> _About this exercise_
Print each line of the material again, keeping everything exact.

..............................

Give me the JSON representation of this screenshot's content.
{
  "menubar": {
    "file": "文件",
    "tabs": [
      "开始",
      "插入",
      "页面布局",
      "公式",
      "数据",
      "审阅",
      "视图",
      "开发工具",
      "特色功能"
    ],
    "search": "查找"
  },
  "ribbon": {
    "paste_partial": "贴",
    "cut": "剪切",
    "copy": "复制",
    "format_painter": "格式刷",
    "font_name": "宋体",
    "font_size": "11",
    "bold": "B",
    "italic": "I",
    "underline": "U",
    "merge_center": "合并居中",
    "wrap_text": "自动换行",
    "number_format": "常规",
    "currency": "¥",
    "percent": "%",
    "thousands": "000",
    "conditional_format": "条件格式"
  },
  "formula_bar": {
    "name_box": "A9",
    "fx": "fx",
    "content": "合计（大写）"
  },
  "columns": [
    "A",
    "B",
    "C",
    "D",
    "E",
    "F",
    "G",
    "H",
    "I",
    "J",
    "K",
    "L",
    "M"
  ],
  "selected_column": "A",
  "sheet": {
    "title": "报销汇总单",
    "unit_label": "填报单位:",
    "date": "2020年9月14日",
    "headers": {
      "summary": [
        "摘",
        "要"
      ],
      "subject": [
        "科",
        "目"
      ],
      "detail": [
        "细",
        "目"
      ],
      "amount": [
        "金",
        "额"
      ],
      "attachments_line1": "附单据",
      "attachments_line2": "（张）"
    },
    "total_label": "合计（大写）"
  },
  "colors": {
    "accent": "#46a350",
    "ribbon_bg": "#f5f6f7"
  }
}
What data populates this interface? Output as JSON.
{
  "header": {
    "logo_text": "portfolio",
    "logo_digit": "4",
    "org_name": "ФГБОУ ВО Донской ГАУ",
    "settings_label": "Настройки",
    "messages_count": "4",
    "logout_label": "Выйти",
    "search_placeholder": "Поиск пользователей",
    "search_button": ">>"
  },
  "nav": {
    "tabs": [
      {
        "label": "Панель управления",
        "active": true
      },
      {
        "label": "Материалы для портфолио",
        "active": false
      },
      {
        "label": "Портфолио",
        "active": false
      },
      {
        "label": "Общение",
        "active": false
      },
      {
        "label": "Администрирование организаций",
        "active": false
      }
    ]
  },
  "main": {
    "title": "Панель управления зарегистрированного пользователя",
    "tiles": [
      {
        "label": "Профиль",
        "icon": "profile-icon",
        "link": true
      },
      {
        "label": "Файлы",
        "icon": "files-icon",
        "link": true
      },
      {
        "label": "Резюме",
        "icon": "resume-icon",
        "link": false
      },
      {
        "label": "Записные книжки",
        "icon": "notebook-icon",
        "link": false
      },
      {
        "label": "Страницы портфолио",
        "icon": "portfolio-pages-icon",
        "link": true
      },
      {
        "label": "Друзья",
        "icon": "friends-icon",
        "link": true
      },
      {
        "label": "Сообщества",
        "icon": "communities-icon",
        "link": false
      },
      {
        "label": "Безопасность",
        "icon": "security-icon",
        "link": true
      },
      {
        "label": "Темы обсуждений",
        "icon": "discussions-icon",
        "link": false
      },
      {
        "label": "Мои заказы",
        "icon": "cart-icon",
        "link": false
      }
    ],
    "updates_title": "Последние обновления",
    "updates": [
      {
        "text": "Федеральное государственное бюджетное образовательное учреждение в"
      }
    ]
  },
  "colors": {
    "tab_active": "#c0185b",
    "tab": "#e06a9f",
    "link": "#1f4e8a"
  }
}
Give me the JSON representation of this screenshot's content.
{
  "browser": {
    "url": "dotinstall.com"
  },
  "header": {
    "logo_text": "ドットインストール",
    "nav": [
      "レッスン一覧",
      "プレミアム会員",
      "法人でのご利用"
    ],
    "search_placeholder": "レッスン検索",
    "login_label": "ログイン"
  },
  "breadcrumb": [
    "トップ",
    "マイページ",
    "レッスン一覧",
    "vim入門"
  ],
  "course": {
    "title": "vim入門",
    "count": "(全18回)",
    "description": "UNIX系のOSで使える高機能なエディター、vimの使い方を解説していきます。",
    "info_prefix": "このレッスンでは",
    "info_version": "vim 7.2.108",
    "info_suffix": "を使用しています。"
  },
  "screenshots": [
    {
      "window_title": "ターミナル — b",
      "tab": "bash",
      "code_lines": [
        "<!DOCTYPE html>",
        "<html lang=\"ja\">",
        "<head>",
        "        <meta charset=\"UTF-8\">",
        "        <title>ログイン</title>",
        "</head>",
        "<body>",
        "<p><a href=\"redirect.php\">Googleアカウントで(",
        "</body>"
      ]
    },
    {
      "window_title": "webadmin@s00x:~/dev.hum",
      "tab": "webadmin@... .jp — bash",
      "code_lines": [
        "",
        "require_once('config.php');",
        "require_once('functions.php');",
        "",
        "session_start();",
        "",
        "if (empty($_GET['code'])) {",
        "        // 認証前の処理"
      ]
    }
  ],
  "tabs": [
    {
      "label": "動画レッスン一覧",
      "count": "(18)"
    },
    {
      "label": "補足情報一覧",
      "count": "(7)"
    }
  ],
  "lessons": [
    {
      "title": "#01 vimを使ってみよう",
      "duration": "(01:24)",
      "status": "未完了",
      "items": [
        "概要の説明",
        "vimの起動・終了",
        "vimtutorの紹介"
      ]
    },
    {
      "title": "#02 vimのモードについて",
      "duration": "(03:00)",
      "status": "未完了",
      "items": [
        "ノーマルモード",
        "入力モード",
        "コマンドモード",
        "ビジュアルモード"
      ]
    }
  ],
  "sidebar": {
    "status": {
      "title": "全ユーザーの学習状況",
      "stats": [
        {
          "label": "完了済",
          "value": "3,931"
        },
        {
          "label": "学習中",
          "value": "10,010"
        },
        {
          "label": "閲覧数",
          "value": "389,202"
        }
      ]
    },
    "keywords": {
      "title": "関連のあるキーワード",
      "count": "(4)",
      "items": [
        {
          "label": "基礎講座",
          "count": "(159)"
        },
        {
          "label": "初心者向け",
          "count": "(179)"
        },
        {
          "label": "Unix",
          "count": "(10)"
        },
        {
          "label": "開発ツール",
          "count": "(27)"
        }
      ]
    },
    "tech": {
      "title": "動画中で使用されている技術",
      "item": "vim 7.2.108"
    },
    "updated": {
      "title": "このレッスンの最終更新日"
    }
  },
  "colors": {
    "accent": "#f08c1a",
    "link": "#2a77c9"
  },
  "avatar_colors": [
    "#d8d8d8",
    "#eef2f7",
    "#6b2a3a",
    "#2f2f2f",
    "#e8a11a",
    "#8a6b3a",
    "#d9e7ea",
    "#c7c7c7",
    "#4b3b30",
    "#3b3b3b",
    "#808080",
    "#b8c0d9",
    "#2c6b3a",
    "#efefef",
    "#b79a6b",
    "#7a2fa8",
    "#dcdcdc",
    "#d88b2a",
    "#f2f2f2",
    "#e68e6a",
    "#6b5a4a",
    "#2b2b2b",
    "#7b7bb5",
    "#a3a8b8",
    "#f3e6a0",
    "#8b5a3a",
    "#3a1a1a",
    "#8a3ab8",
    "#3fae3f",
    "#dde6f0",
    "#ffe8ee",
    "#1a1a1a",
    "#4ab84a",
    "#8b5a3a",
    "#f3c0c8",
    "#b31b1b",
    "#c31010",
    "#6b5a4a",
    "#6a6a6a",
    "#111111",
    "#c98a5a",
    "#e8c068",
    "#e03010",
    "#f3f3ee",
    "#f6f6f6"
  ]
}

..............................

> _Task solution_
Give me the JSON representation of this screenshot's content.
{
  "menubar": {
    "file": "文件",
    "tabs": [
      "开始",
      "插入",
      "页面布局",
      "公式",
      "数据",
      "审阅",
      "视图",
      "开发工具",
      "特色功能"
    ],
    "search": "查找"
  },
  "ribbon": {
    "paste_partial": "贴",
    "cut": "剪切",
    "copy": "复制",
    "format_painter": "格式刷",
    "font_name": "宋体",
    "font_size": "11",
    "bold": "B",
    "italic": "I",
    "underline": "U",
    "merge_center": "合并居中",
    "wrap_text": "自动换行",
    "number_format": "常规",
    "currency": "¥",
    "percent": "%",
    "thousands": "000",
    "conditional_format": "条件格式"
  },
  "formula_bar": {
    "name_box": "A9",
    "fx": "fx",
    "content": "合计（大写）"
  },
  "columns": [
    "A",
    "B",
    "C",
    "D",
    "E",
    "F",
    "G",
    "H",
    "I",
    "J",
    "K",
    "L",
    "M"
  ],
  "selected_column": "A",
  "sheet": {
    "title": "报销汇总单",
    "unit_label": "填报单位:",
    "date": "2020年9月14日",
    "headers": {
      "summary": [
        "摘",
        "要"
      ],
      "subject": [
        "科",
        "目"
      ],
      "detail": [
        "细",
        "目"
      ],
      "amount": [
        "金",
        "额"
      ],
      "attachments_line1": "附单据",
      "attachments_line2": "（张）"
    },
    "total_label": "合计（大写）"
  },
  "colors": {
    "accent": "#46a350",
    "ribbon_bg": "#f5f6f7"
  }
}
What data populates this interface? Output as JSON.
{
  "header": {
    "logo_text": "portfolio",
    "logo_digit": "4",
    "org_name": "ФГБОУ ВО Донской ГАУ",
    "settings_label": "Настройки",
    "messages_count": "4",
    "logout_label": "Выйти",
    "search_placeholder": "Поиск пользователей",
    "search_button": ">>"
  },
  "nav": {
    "tabs": [
      {
        "label": "Панель управления",
        "active": true
      },
      {
        "label": "Материалы для портфолио",
        "active": false
      },
      {
        "label": "Портфолио",
        "active": false
      },
      {
        "label": "Общение",
        "active": false
      },
      {
        "label": "Администрирование организаций",
        "active": false
      }
    ]
  },
  "main": {
    "title": "Панель управления зарегистрированного пользователя",
    "tiles": [
      {
        "label": "Профиль",
        "icon": "profile-icon",
        "link": true
      },
      {
        "label": "Файлы",
        "icon": "files-icon",
        "link": true
      },
      {
        "label": "Резюме",
        "icon": "resume-icon",
        "link": false
      },
      {
        "label": "Записные книжки",
        "icon": "notebook-icon",
        "link": false
      },
      {
        "label": "Страницы портфолио",
        "icon": "portfolio-pages-icon",
        "link": true
      },
      {
        "label": "Друзья",
        "icon": "friends-icon",
        "link": true
      },
      {
        "label": "Сообщества",
        "icon": "communities-icon",
        "link": false
      },
      {
        "label": "Безопасность",
        "icon": "security-icon",
        "link": true
      },
      {
        "label": "Темы обсуждений",
        "icon": "discussions-icon",
        "link": false
      },
      {
        "label": "Мои заказы",
        "icon": "cart-icon",
        "link": false
      }
    ],
    "updates_title": "Последние обновления",
    "updates": [
      {
        "text": "Федеральное государственное бюджетное образовательное учреждение в"
      }
    ]
  },
  "colors": {
    "tab_active": "#c0185b",
    "tab": "#e06a9f",
    "link": "#1f4e8a"
  }
}
Give me the JSON representation of this screenshot's content.
{
  "browser": {
    "url": "dotinstall.com"
  },
  "header": {
    "logo_text": "ドットインストール",
    "nav": [
      "レッスン一覧",
      "プレミアム会員",
      "法人でのご利用"
    ],
    "search_placeholder": "レッスン検索",
    "login_label": "ログイン"
  },
  "breadcrumb": [
    "トップ",
    "マイページ",
    "レッスン一覧",
    "vim入門"
  ],
  "course": {
    "title": "vim入門",
    "count": "(全18回)",
    "description": "UNIX系のOSで使える高機能なエディター、vimの使い方を解説していきます。",
    "info_prefix": "このレッスンでは",
    "info_version": "vim 7.2.108",
    "info_suffix": "を使用しています。"
  },
  "screenshots": [
    {
      "window_title": "ターミナル — b",
      "tab": "bash",
      "code_lines": [
        "<!DOCTYPE html>",
        "<html lang=\"ja\">",
        "<head>",
        "        <meta charset=\"UTF-8\">",
        "        <title>ログイン</title>",
        "</head>",
        "<body>",
        "<p><a href=\"redirect.php\">Googleアカウントで(",
        "</body>"
      ]
    },
    {
      "window_title": "webadmin@s00x:~/dev.hum",
      "tab": "webadmin@... .jp — bash",
      "code_lines": [
        "",
        "require_once('config.php');",
        "require_once('functions.php');",
        "",
        "session_start();",
        "",
        "if (empty($_GET['code'])) {",
        "        // 認証前の処理"
      ]
    }
  ],
  "tabs": [
    {
      "label": "動画レッスン一覧",
      "count": "(18)"
    },
    {
      "label": "補足情報一覧",
      "count": "(7)"
    }
  ],
  "lessons": [
    {
      "title": "#01 vimを使ってみよう",
      "duration": "(01:24)",
      "status": "未完了",
      "items": [
        "概要の説明",
        "vimの起動・終了",
        "vimtutorの紹介"
      ]
    },
    {
      "title": "#02 vimのモードについて",
      "duration": "(03:00)",
      "status": "未完了",
      "items": [
        "ノーマルモード",
        "入力モード",
        "コマンドモード",
        "ビジュアルモード"
      ]
    }
  ],
  "sidebar": {
    "status": {
      "title": "全ユーザーの学習状況",
      "stats": [
        {
          "label": "完了済",
          "value": "3,931"
        },
        {
          "label": "学習中",
          "value": "10,010"
        },
        {
          "label": "閲覧数",
          "value": "389,202"
        }
      ]
    },
    "keywords": {
      "title": "関連のあるキーワード",
      "count": "(4)",
      "items": [
        {
          "label": "基礎講座",
          "count": "(159)"
        },
        {
          "label": "初心者向け",
          "count": "(179)"
        },
        {
          "label": "Unix",
          "count": "(10)"
        },
        {
          "label": "開発ツール",
          "count": "(27)"
        }
      ]
    },
    "tech": {
      "title": "動画中で使用されている技術",
      "item": "vim 7.2.108"
    },
    "updated": {
      "title": "このレッスンの最終更新日"
    }
  },
  "colors": {
    "accent": "#f08c1a",
    "link": "#2a77c9"
  },
  "avatar_colors": [
    "#d8d8d8",
    "#eef2f7",
    "#6b2a3a",
    "#2f2f2f",
    "#e8a11a",
    "#8a6b3a",
    "#d9e7ea",
    "#c7c7c7",
    "#4b3b30",
    "#3b3b3b",
    "#808080",
    "#b8c0d9",
    "#2c6b3a",
    "#efefef",
    "#b79a6b",
    "#7a2fa8",
    "#dcdcdc",
    "#d88b2a",
    "#f2f2f2",
    "#e68e6a",
    "#6b5a4a",
    "#2b2b2b",
    "#7b7bb5",
    "#a3a8b8",
    "#f3e6a0",
    "#8b5a3a",
    "#3a1a1a",
    "#8a3ab8",
    "#3fae3f",
    "#dde6f0",
    "#ffe8ee",
    "#1a1a1a",
    "#4ab84a",
    "#8b5a3a",
    "#f3c0c8",
    "#b31b1b",
    "#c31010",
    "#6b5a4a",
    "#6a6a6a",
    "#111111",
    "#c98a5a",
    "#e8c068",
    "#e03010",
    "#f3f3ee",
    "#f6f6f6"
  ]
}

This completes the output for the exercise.